Born in Guatemala in 1993, but adopted by a U.S. resident seven months later, the feeling of true hunger is foreign to me. I have been told that my birth mother did not have the means to raise a child, so she put me up for adoption – to allow for me a better life. I am unsure if I had other brothers or sisters, and if they survived, and I am unsure of the life my birth mother was able to live. What I do know is that Guatemala is a nation of extreme poverty and corruption, and at the time of my birth, the country was still split by civil war. Food was not something Guatemala hoarded.
When my mom came to see me for the first time in Guatemala, she stayed at an American hotel in the heart of Guatemala City. The adoption social worker who worked with her brought me to the hotel because the conditions of my birthplace, as she was told, were not fit for an American.

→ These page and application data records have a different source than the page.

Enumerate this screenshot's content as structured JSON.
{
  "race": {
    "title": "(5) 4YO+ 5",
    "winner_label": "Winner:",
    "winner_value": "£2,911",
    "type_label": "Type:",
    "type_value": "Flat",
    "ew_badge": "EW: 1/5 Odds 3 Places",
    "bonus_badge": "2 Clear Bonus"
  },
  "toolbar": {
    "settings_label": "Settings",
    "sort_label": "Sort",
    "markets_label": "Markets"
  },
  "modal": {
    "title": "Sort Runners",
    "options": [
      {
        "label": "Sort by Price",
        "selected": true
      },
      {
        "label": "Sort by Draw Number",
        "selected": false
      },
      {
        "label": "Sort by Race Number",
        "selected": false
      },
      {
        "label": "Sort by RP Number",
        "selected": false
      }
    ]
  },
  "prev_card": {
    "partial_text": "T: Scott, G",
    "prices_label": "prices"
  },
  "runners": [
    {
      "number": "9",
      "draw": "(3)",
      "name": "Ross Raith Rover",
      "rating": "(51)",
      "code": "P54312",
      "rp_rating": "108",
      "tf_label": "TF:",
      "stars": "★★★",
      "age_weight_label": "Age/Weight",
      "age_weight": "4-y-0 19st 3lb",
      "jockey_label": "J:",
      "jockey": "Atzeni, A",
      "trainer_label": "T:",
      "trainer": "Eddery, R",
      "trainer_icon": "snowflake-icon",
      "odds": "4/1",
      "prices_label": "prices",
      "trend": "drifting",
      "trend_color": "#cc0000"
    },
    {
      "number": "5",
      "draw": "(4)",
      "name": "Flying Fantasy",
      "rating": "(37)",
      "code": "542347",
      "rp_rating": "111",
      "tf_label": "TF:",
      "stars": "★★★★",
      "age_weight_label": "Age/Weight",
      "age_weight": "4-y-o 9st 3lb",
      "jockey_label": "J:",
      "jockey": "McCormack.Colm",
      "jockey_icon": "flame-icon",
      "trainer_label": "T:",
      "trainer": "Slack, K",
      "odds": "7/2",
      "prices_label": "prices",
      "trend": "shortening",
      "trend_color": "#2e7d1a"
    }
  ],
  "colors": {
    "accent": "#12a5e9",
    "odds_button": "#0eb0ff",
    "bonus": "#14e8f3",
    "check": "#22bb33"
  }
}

But my mom was familiar with the villages of shacks, and the scrawny kids who inhabited the dirt roads, taking any food they could find.
Last Friday marked the first time I officially fasted for a specific cause. From sunrise to sundown only water went into my mouth. It was an 11 hour period, which does not seem long at all, but around noontime, I felt the churning in my stomach. Each hour after there was the growling pain, though minor and short-lived.

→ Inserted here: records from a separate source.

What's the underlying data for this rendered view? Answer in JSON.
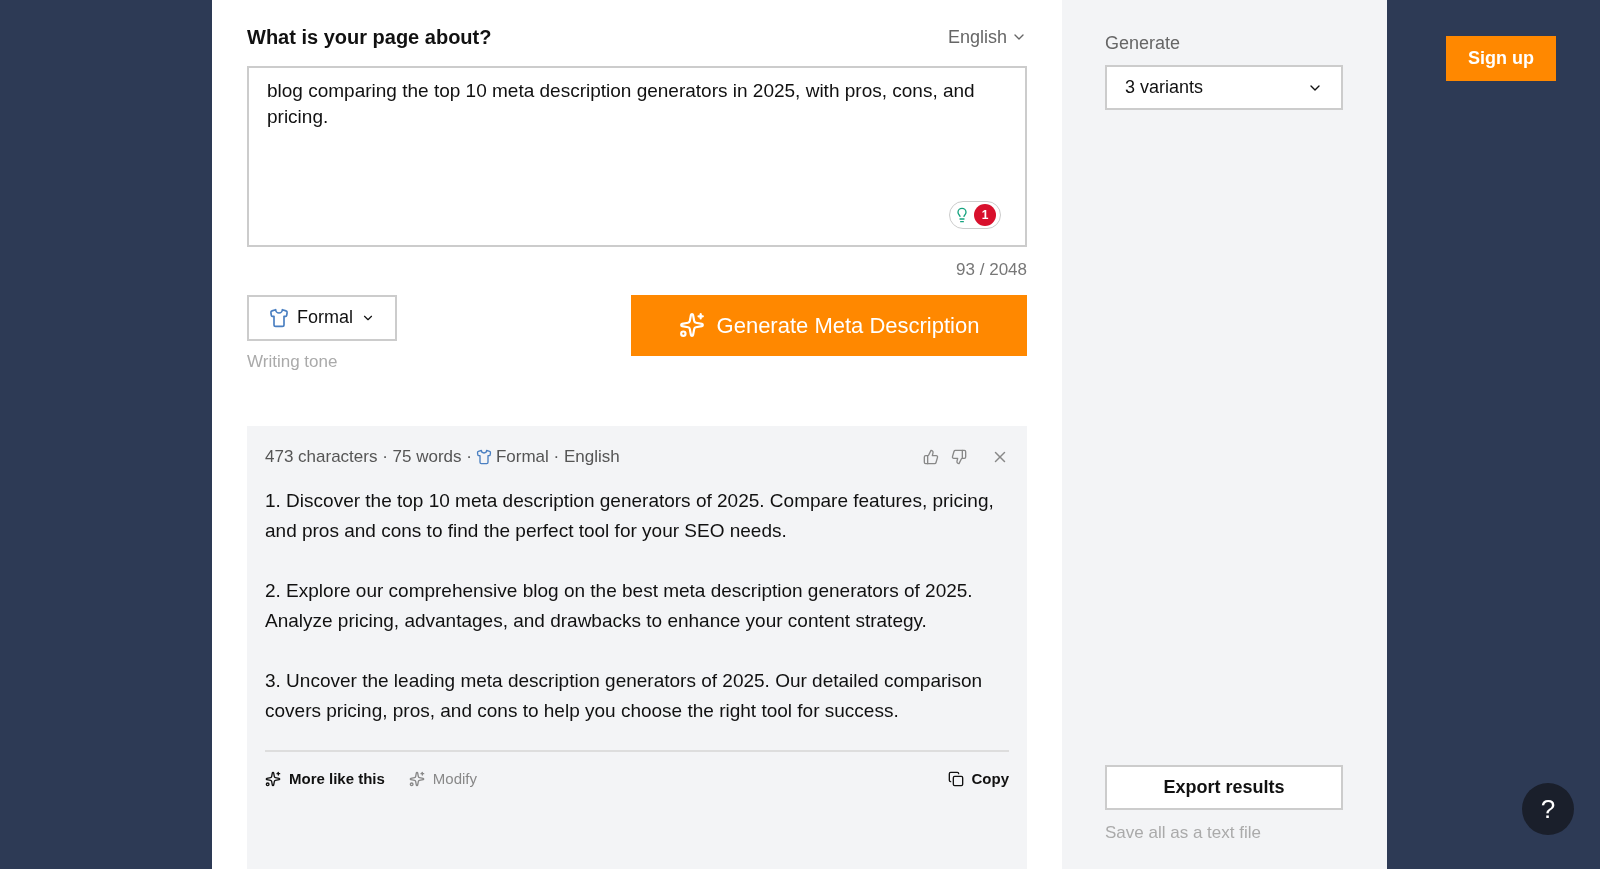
{
  "form": {
    "title": "What is your page about?",
    "language": "English",
    "input": "blog comparing the top 10 meta description generators in 2025, with pros, cons, and pricing.",
    "spelling_badge": "1",
    "counter": "93 / 2048",
    "tone": "Formal",
    "tone_label": "Writing tone",
    "generate_button": "Generate Meta Description"
  },
  "result": {
    "stats": "473 characters · 75 words ·",
    "tone": "Formal · English",
    "paragraphs": [
      "1. Discover the top 10 meta description generators of 2025. Compare features, pricing, and pros and cons to find the perfect tool for your SEO needs.",
      "2. Explore our comprehensive blog on the best meta description generators of 2025. Analyze pricing, advantages, and drawbacks to enhance your content strategy.",
      "3. Uncover the leading meta description generators of 2025. Our detailed comparison covers pricing, pros, and cons to help you choose the right tool for success."
    ],
    "actions": [
      {
        "label": "More like this",
        "kind": "primary",
        "disabled": false
      },
      {
        "label": "Modify",
        "kind": "primary",
        "disabled": true
      },
      {
        "label": "Copy",
        "kind": "copy",
        "disabled": false
      }
    ]
  },
  "settings": {
    "label": "Generate",
    "variants": "3 variants",
    "export_button": "Export results",
    "export_hint": "Save all as a text file"
  },
  "signup_button": "Sign up",
  "help_button": "?"
}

Giving up food for 11 hours was no marathon task, but not eating for more than an entire day could be. Or what if I fasted the same way for 11 days, drinking only modest amounts of dirty water, and ending the fast not with a light meal, but with a piece of food that may have little nutritional value? Here in the U.S. I have the luxury of surplus food, available whenever I want to eat. My kitchen cabinets are full of snacks, and the refrigerator and freezer are packed. There are three major grocery stores, twelve restaurants, and four fast-food eateries within three miles of my house. I live in a society where I can enter a store with the intent to buy pens and paper, and leave with a special edition bag of goodies to munch on because they looked good and cost only a pinch of coins.
I have always known that my current life is perfect when it comes to human necessities. I let people know that my mom is my hero because she literally saved me, and I am thankful for everything I have. However, this fast made me realize how valuable food truly is. Some cultures believe food is sacred; I throw items away on the day of their expiration date. Fasting has allowed me to treat food with a higher regard for those who do not have any food.
I am grateful for the opportunity Interfaith Allies gave me. It was incredible to fast with people who cherish the opportunity as much as I do, and then break the fast with a group of people from different backgrounds. Fasting is not something I grew up with, but I now have respect for those faiths that incorporate fasting into their religious practice.
–Michael Nicholson, Class of 2015